── Supplied data ──

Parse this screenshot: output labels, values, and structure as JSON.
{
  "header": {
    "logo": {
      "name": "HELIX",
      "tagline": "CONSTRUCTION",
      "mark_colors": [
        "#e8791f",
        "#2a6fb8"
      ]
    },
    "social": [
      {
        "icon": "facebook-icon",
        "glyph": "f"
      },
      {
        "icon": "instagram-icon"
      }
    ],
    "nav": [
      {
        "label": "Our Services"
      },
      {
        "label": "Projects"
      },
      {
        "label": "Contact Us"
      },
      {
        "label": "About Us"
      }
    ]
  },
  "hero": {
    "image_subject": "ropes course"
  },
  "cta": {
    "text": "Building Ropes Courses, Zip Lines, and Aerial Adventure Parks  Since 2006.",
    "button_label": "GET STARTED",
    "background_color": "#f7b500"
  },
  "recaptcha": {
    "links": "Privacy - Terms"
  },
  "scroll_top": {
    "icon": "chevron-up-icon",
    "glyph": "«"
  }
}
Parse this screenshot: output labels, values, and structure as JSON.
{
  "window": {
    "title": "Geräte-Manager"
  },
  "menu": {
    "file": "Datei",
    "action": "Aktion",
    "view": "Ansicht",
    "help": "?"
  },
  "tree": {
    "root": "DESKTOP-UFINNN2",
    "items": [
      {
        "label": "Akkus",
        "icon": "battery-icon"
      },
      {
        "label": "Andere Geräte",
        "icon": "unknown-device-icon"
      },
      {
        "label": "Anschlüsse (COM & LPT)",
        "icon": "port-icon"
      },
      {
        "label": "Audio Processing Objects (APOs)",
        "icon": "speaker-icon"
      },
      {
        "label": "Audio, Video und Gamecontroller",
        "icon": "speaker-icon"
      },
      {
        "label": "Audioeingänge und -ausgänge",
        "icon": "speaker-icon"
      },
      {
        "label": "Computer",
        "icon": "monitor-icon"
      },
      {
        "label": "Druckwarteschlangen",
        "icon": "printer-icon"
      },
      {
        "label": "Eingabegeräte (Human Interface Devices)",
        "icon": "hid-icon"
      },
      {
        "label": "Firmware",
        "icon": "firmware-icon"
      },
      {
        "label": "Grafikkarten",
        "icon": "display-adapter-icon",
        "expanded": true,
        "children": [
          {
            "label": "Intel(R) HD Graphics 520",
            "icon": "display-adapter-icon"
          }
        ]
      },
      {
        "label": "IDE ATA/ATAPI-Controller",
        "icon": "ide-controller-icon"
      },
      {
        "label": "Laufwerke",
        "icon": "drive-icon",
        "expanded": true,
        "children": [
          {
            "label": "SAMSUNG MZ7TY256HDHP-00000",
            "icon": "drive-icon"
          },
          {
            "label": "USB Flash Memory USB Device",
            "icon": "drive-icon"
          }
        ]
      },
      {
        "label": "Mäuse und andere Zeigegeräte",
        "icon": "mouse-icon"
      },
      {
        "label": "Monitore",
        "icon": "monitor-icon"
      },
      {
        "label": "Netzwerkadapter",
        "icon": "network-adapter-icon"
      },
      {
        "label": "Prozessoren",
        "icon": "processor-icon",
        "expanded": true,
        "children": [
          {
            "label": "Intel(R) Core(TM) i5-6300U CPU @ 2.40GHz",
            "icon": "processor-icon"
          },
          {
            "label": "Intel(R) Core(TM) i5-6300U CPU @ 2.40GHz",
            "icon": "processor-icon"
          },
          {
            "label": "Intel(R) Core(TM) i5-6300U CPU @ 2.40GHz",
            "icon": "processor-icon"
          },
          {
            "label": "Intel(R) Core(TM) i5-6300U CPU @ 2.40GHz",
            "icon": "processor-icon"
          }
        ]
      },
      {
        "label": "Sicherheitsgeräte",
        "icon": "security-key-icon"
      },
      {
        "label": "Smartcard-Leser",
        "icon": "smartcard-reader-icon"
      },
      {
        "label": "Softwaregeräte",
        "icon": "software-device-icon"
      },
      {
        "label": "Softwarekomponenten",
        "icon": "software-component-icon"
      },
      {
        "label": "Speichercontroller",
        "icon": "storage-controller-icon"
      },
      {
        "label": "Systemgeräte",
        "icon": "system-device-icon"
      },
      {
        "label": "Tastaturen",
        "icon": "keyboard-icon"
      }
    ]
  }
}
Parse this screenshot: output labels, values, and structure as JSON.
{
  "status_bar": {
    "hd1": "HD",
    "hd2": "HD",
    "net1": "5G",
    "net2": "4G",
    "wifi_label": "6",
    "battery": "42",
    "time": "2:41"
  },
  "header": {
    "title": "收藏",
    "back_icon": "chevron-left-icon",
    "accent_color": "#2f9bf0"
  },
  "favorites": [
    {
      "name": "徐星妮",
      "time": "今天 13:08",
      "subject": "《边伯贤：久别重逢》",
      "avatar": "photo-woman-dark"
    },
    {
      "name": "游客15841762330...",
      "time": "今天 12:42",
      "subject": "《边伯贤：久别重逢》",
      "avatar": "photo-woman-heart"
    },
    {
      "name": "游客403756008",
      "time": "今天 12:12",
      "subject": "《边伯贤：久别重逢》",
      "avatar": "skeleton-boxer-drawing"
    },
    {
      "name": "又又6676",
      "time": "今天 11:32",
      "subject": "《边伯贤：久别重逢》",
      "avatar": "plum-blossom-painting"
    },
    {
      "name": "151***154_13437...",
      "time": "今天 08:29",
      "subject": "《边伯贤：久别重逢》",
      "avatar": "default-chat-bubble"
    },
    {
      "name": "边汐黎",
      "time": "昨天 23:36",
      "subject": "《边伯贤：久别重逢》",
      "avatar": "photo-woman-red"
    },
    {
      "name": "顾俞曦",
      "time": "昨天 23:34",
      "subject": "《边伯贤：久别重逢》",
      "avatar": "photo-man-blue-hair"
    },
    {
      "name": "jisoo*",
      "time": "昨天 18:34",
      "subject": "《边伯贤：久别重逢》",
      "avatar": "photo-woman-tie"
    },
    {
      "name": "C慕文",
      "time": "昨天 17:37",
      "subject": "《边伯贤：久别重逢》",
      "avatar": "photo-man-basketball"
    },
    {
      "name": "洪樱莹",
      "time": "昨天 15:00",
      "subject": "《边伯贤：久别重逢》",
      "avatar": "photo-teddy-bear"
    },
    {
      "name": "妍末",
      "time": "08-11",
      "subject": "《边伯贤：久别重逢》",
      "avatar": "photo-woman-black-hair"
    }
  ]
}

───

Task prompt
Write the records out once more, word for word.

Answer to the exercise
Parse this screenshot: output labels, values, and structure as JSON.
{
  "header": {
    "logo": {
      "name": "HELIX",
      "tagline": "CONSTRUCTION",
      "mark_colors": [
        "#e8791f",
        "#2a6fb8"
      ]
    },
    "social": [
      {
        "icon": "facebook-icon",
        "glyph": "f"
      },
      {
        "icon": "instagram-icon"
      }
    ],
    "nav": [
      {
        "label": "Our Services"
      },
      {
        "label": "Projects"
      },
      {
        "label": "Contact Us"
      },
      {
        "label": "About Us"
      }
    ]
  },
  "hero": {
    "image_subject": "ropes course"
  },
  "cta": {
    "text": "Building Ropes Courses, Zip Lines, and Aerial Adventure Parks  Since 2006.",
    "button_label": "GET STARTED",
    "background_color": "#f7b500"
  },
  "recaptcha": {
    "links": "Privacy - Terms"
  },
  "scroll_top": {
    "icon": "chevron-up-icon",
    "glyph": "«"
  }
}
Parse this screenshot: output labels, values, and structure as JSON.
{
  "window": {
    "title": "Geräte-Manager"
  },
  "menu": {
    "file": "Datei",
    "action": "Aktion",
    "view": "Ansicht",
    "help": "?"
  },
  "tree": {
    "root": "DESKTOP-UFINNN2",
    "items": [
      {
        "label": "Akkus",
        "icon": "battery-icon"
      },
      {
        "label": "Andere Geräte",
        "icon": "unknown-device-icon"
      },
      {
        "label": "Anschlüsse (COM & LPT)",
        "icon": "port-icon"
      },
      {
        "label": "Audio Processing Objects (APOs)",
        "icon": "speaker-icon"
      },
      {
        "label": "Audio, Video und Gamecontroller",
        "icon": "speaker-icon"
      },
      {
        "label": "Audioeingänge und -ausgänge",
        "icon": "speaker-icon"
      },
      {
        "label": "Computer",
        "icon": "monitor-icon"
      },
      {
        "label": "Druckwarteschlangen",
        "icon": "printer-icon"
      },
      {
        "label": "Eingabegeräte (Human Interface Devices)",
        "icon": "hid-icon"
      },
      {
        "label": "Firmware",
        "icon": "firmware-icon"
      },
      {
        "label": "Grafikkarten",
        "icon": "display-adapter-icon",
        "expanded": true,
        "children": [
          {
            "label": "Intel(R) HD Graphics 520",
            "icon": "display-adapter-icon"
          }
        ]
      },
      {
        "label": "IDE ATA/ATAPI-Controller",
        "icon": "ide-controller-icon"
      },
      {
        "label": "Laufwerke",
        "icon": "drive-icon",
        "expanded": true,
        "children": [
          {
            "label": "SAMSUNG MZ7TY256HDHP-00000",
            "icon": "drive-icon"
          },
          {
            "label": "USB Flash Memory USB Device",
            "icon": "drive-icon"
          }
        ]
      },
      {
        "label": "Mäuse und andere Zeigegeräte",
        "icon": "mouse-icon"
      },
      {
        "label": "Monitore",
        "icon": "monitor-icon"
      },
      {
        "label": "Netzwerkadapter",
        "icon": "network-adapter-icon"
      },
      {
        "label": "Prozessoren",
        "icon": "processor-icon",
        "expanded": true,
        "children": [
          {
            "label": "Intel(R) Core(TM) i5-6300U CPU @ 2.40GHz",
            "icon": "processor-icon"
          },
          {
            "label": "Intel(R) Core(TM) i5-6300U CPU @ 2.40GHz",
            "icon": "processor-icon"
          },
          {
            "label": "Intel(R) Core(TM) i5-6300U CPU @ 2.40GHz",
            "icon": "processor-icon"
          },
          {
            "label": "Intel(R) Core(TM) i5-6300U CPU @ 2.40GHz",
            "icon": "processor-icon"
          }
        ]
      },
      {
        "label": "Sicherheitsgeräte",
        "icon": "security-key-icon"
      },
      {
        "label": "Smartcard-Leser",
        "icon": "smartcard-reader-icon"
      },
      {
        "label": "Softwaregeräte",
        "icon": "software-device-icon"
      },
      {
        "label": "Softwarekomponenten",
        "icon": "software-component-icon"
      },
      {
        "label": "Speichercontroller",
        "icon": "storage-controller-icon"
      },
      {
        "label": "Systemgeräte",
        "icon": "system-device-icon"
      },
      {
        "label": "Tastaturen",
        "icon": "keyboard-icon"
      }
    ]
  }
}
Parse this screenshot: output labels, values, and structure as JSON.
{
  "status_bar": {
    "hd1": "HD",
    "hd2": "HD",
    "net1": "5G",
    "net2": "4G",
    "wifi_label": "6",
    "battery": "42",
    "time": "2:41"
  },
  "header": {
    "title": "收藏",
    "back_icon": "chevron-left-icon",
    "accent_color": "#2f9bf0"
  },
  "favorites": [
    {
      "name": "徐星妮",
      "time": "今天 13:08",
      "subject": "《边伯贤：久别重逢》",
      "avatar": "photo-woman-dark"
    },
    {
      "name": "游客15841762330...",
      "time": "今天 12:42",
      "subject": "《边伯贤：久别重逢》",
      "avatar": "photo-woman-heart"
    },
    {
      "name": "游客403756008",
      "time": "今天 12:12",
      "subject": "《边伯贤：久别重逢》",
      "avatar": "skeleton-boxer-drawing"
    },
    {
      "name": "又又6676",
      "time": "今天 11:32",
      "subject": "《边伯贤：久别重逢》",
      "avatar": "plum-blossom-painting"
    },
    {
      "name": "151***154_13437...",
      "time": "今天 08:29",
      "subject": "《边伯贤：久别重逢》",
      "avatar": "default-chat-bubble"
    },
    {
      "name": "边汐黎",
      "time": "昨天 23:36",
      "subject": "《边伯贤：久别重逢》",
      "avatar": "photo-woman-red"
    },
    {
      "name": "顾俞曦",
      "time": "昨天 23:34",
      "subject": "《边伯贤：久别重逢》",
      "avatar": "photo-man-blue-hair"
    },
    {
      "name": "jisoo*",
      "time": "昨天 18:34",
      "subject": "《边伯贤：久别重逢》",
      "avatar": "photo-woman-tie"
    },
    {
      "name": "C慕文",
      "time": "昨天 17:37",
      "subject": "《边伯贤：久别重逢》",
      "avatar": "photo-man-basketball"
    },
    {
      "name": "洪樱莹",
      "time": "昨天 15:00",
      "subject": "《边伯贤：久别重逢》",
      "avatar": "photo-teddy-bear"
    },
    {
      "name": "妍末",
      "time": "08-11",
      "subject": "《边伯贤：久别重逢》",
      "avatar": "photo-woman-black-hair"
    }
  ]
}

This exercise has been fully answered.